Research by Gallup scientists identified three different dimensions that provided the simplest and most comprehensive definition of performance that best statistically predicts overall success in a role:
- Individual achievement: Responsibilities that individual employees must achieve independently.
- Collaboration with team members: How effectively employees work with their teammates.
- Customer value: Impact an employee’s work has on customers.
That means that performance development (based on the above-mentioned dimensions) may require more critical thinking than organisations of today may be doing.
Organizations appear to be more involved in measuring performance on traditional parameters. Appraisal system has been often criticised for being too ritualistic, excessively documentation-oriented, and following many practices/steps which sometimes defeat the very purpose of appraisals. Due to such reasons, performance appraisals often fail to achieve the real objectives which are development of organisational, team, and individual capabilities.
HR Guru Josh Bersin wrote in his latest released book Irresistible: “The performance-appraisal process is often like a set of handcuffs for management. This old-fashioned approach was designed for a different era. What I’ve learned from my research is that this process is only useful when your goal is to shrink the company and reduce costs. In every other business situation, it causes problems…In my 45 years as an employee, I probably sat through 40 or more of these uncomfortable meetings, and I can remember only one that truly gave me inspiration or help to do better. In almost every case, I felt the process was a waste of time, a disappointing conversation, or a meeting that left me walking out of the office wondering if I really wanted to continue to work at the company.”
As such, organisations need proactive performance management interventions. The ultimate goal of performance management in organisations is to facilitate conditions under which individuals, dyads, and teams perform best so that the organization may deliver the best results in the context of its short-term as well as long-term objectives. The process has to be ongoing, continuous, and in alignment with the strategic goals of the organisation.
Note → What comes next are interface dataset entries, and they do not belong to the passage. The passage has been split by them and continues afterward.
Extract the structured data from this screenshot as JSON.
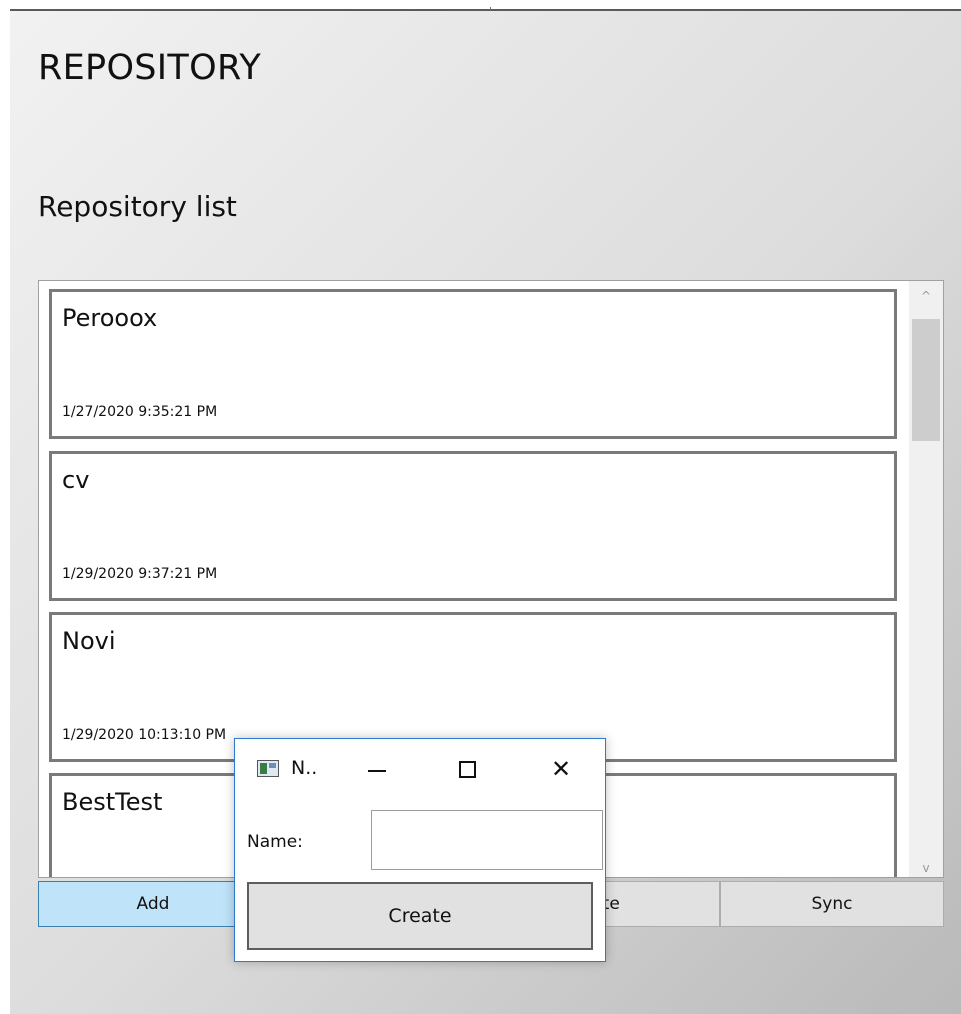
{
  "page": {
    "title": "REPOSITORY",
    "section_title": "Repository list"
  },
  "repositories": [
    {
      "name": "Perooox",
      "date": "1/27/2020 9:35:21 PM"
    },
    {
      "name": "cv",
      "date": "1/29/2020 9:37:21 PM"
    },
    {
      "name": "Novi",
      "date": "1/29/2020 10:13:10 PM"
    },
    {
      "name": "BestTest",
      "date": ""
    }
  ],
  "scrollbar": {
    "up_arrow": "^",
    "down_arrow": "v"
  },
  "buttons": {
    "add": "Add",
    "delete_visible": "ete",
    "sync": "Sync"
  },
  "dialog": {
    "title": "N..",
    "minimize_icon": "minimize-icon",
    "maximize_icon": "maximize-icon",
    "close_glyph": "✕",
    "name_label": "Name:",
    "name_value": "",
    "create_label": "Create"
  },
  "colors": {
    "add_button_bg": "#bfe3f8",
    "dialog_border": "#2b79d0"
  }
}
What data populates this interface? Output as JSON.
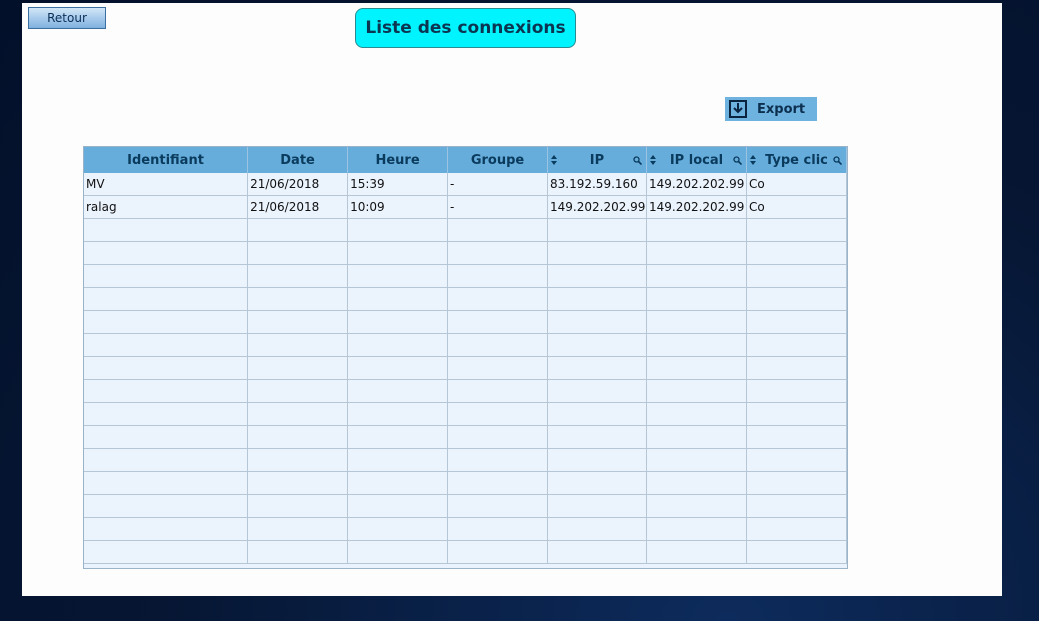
{
  "toolbar": {
    "back_label": "Retour",
    "export_label": "Export"
  },
  "page": {
    "title": "Liste des connexions"
  },
  "table": {
    "columns": {
      "identifiant": "Identifiant",
      "date": "Date",
      "heure": "Heure",
      "groupe": "Groupe",
      "ip": "IP",
      "ip_local": "IP local",
      "type_clic": "Type clic"
    },
    "rows": [
      {
        "identifiant": "MV",
        "date": "21/06/2018",
        "heure": "15:39",
        "groupe": "-",
        "ip": "83.192.59.160",
        "ip_local": "149.202.202.99",
        "type_clic": "Co"
      },
      {
        "identifiant": "ralag",
        "date": "21/06/2018",
        "heure": "10:09",
        "groupe": "-",
        "ip": "149.202.202.99",
        "ip_local": "149.202.202.99",
        "type_clic": "Co"
      }
    ]
  },
  "icons": {
    "export": "download-arrow-icon",
    "sort": "sort-arrows-icon",
    "filter": "magnifier-icon"
  },
  "colors": {
    "header": "#67addc",
    "title_bg": "#00f4ff",
    "row_bg": "#ebf3fd"
  }
}
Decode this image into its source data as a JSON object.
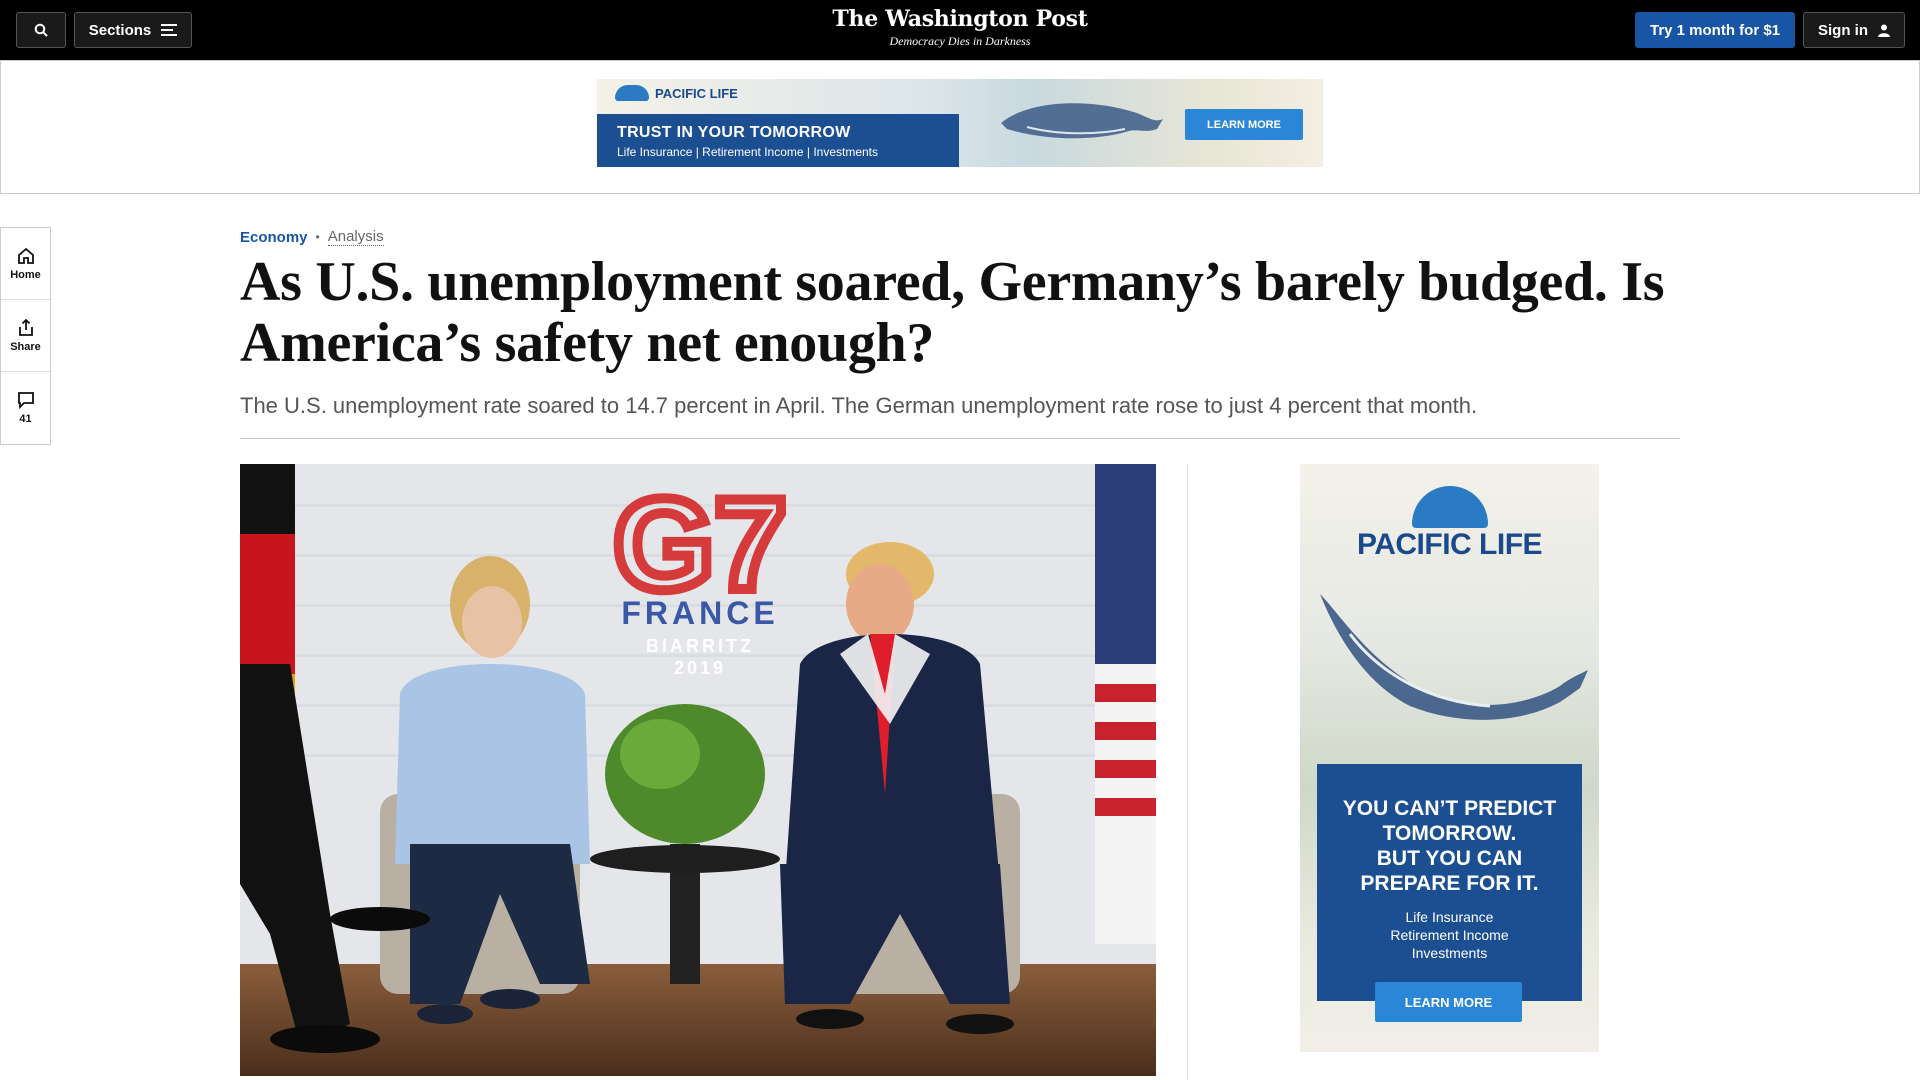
{
  "nav": {
    "sections_label": "Sections",
    "masthead": "The Washington Post",
    "tagline": "Democracy Dies in Darkness",
    "subscribe_label": "Try 1 month for $1",
    "signin_label": "Sign in"
  },
  "top_ad": {
    "brand": "PACIFIC LIFE",
    "headline": "TRUST IN YOUR TOMORROW",
    "subline": "Life Insurance | Retirement Income | Investments",
    "cta": "LEARN MORE"
  },
  "rail": {
    "home_label": "Home",
    "share_label": "Share",
    "comments_count": "41"
  },
  "article": {
    "section": "Economy",
    "label": "Analysis",
    "headline": "As U.S. unemployment soared, Germany’s barely budged. Is America’s safety net enough?",
    "dek": "The U.S. unemployment rate soared to 14.7 percent in April. The German unemployment rate rose to just 4 percent that month."
  },
  "lead_image": {
    "backdrop_title": "G7",
    "backdrop_country": "FRANCE",
    "backdrop_city": "BIARRITZ",
    "backdrop_year": "2019"
  },
  "side_ad": {
    "brand": "PACIFIC LIFE",
    "headline": "YOU CAN’T PREDICT\nTOMORROW.\nBUT YOU CAN\nPREPARE FOR IT.",
    "sub": "Life Insurance\nRetirement Income\nInvestments",
    "cta": "LEARN MORE"
  },
  "colors": {
    "nav_bg": "#000000",
    "accent": "#1955a5",
    "ad_blue": "#1b4f91",
    "ad_button": "#2a86d6"
  }
}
Father of modern HR Dave Ulrich wrote, “Accountability matters. Without personal and public accountability, people don’t improve and organizations do not meet expectations. This means focusing much less on appraisal as a bureaucratic, annual process, and much more on performance accountability where leaders hold positive conversations with employees, mutually establish expectations, link expectations to consequences, implement accountable reward systems, and follow up on performance.”
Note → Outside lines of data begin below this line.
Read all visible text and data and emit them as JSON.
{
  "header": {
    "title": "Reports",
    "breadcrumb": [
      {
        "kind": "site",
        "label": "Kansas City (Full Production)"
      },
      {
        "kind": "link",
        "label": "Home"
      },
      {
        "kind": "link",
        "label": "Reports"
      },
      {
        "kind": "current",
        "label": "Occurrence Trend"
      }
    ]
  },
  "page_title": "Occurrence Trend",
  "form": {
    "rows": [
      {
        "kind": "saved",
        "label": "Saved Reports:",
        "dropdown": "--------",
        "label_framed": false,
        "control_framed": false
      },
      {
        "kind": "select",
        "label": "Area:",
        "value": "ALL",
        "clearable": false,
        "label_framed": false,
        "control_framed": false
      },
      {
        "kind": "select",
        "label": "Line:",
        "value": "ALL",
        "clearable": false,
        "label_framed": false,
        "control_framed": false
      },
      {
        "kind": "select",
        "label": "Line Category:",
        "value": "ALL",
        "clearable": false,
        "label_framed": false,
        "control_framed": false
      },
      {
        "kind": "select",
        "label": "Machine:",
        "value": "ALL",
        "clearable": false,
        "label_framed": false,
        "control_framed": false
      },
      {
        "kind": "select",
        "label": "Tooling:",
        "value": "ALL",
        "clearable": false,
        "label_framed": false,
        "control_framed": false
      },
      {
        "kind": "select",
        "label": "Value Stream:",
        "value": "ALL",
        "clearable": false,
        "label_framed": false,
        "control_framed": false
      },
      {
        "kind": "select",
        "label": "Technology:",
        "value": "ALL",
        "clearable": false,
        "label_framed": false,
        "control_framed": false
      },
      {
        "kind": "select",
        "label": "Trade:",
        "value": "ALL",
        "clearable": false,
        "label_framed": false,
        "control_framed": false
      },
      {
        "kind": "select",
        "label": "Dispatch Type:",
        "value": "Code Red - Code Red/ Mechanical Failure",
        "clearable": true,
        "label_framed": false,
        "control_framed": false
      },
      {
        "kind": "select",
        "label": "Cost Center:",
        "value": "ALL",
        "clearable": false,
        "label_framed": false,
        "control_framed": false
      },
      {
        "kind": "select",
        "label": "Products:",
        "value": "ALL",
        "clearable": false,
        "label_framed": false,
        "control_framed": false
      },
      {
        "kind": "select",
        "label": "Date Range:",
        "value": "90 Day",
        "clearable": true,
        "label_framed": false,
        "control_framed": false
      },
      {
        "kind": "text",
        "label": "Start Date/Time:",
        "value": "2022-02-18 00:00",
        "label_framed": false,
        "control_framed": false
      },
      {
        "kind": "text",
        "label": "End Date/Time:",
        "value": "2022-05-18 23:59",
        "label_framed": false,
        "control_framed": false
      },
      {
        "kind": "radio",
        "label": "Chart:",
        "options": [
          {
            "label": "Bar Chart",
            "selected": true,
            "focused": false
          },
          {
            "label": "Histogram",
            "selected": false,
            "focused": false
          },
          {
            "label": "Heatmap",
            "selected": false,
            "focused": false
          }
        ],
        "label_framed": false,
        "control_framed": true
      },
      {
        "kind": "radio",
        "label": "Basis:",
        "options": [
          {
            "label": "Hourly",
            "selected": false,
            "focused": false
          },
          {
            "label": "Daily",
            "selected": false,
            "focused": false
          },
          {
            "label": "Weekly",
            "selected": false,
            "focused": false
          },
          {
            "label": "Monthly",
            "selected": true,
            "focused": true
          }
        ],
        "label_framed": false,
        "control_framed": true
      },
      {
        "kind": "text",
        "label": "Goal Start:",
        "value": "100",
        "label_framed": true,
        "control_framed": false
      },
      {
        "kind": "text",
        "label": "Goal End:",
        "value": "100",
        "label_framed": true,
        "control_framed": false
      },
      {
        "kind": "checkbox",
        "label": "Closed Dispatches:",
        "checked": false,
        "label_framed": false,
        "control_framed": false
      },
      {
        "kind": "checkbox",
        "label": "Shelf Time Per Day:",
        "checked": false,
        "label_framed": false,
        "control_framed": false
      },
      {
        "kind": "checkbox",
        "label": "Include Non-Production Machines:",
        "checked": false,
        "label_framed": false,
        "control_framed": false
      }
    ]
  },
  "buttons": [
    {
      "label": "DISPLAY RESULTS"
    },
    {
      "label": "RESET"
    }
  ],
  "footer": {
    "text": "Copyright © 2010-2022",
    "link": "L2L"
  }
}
Research on engagement and performance has demonstrated that employees’ aspirations for career development & growth are higher on priority than salary. Performance management with a proactive perspective would involve setting performance expectations/goals/KPIs & KRAs (as well as competencies required for the same). Then it requires check-ins between manager and team which may involve one-to-one discussions on work progress & facilitators and inhibitors (both organisational and individual).
Further, the process may involve goal-related feedback. Performance feedback would involve monthly or quarterly reviews of progress along with constructive, positive, and relevant data-driven evidence-based feedback. In all this while, the boss is supposed to act as a coach providing support and exploring possibilities by asking the right questions. Further, performance reviews would involve annual reviews which are more formal with a rating and development plan involving job rotation or growth through internal mobility planning. In proactive performance, the critical areas are regular check-ins, constructive feedback, and coaching.
Coaching would involve asking the right questions and providing insights on self-exploration & unlocking potential for employees and giving them support and strength in the direction they are progressing and a belief that the work environment facilitates development of talent.
Performance management of future may involve tapping internal experience and organisational knowledge by encouraging learning through experience involving job rotation and facilitation of cross-functional exposure through assignments/projects. After all, what matters is performance development through performance accountability so what has to be encouraged is accountability and not measurement.